Go through the data below and report how many lines contain "icon"; the reply holds only that number.

=====

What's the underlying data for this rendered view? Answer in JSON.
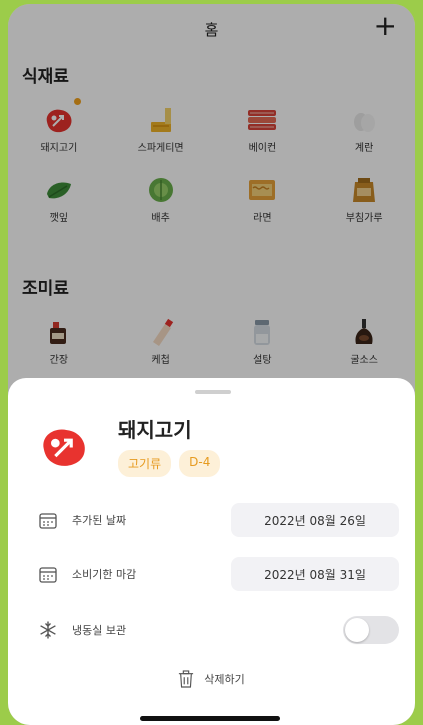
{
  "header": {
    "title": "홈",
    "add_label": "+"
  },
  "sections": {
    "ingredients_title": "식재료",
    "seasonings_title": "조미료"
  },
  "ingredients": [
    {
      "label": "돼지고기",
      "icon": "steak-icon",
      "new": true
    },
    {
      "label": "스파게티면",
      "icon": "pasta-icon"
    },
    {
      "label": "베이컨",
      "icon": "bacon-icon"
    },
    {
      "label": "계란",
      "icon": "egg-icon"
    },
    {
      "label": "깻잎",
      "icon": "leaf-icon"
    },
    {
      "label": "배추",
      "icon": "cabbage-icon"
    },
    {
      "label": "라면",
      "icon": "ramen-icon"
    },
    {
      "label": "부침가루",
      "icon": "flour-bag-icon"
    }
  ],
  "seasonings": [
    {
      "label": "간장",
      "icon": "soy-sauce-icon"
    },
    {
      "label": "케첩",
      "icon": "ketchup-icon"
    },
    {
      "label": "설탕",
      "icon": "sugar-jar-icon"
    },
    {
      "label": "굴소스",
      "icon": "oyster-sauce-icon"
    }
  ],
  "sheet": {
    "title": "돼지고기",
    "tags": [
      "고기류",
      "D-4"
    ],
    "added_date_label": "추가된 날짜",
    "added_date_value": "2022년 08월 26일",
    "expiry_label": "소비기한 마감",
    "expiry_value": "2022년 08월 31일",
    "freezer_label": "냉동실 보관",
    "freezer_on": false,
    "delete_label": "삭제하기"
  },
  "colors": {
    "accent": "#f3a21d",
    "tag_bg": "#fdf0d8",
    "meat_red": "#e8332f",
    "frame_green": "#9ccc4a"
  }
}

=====

◆ Your solution ◆
12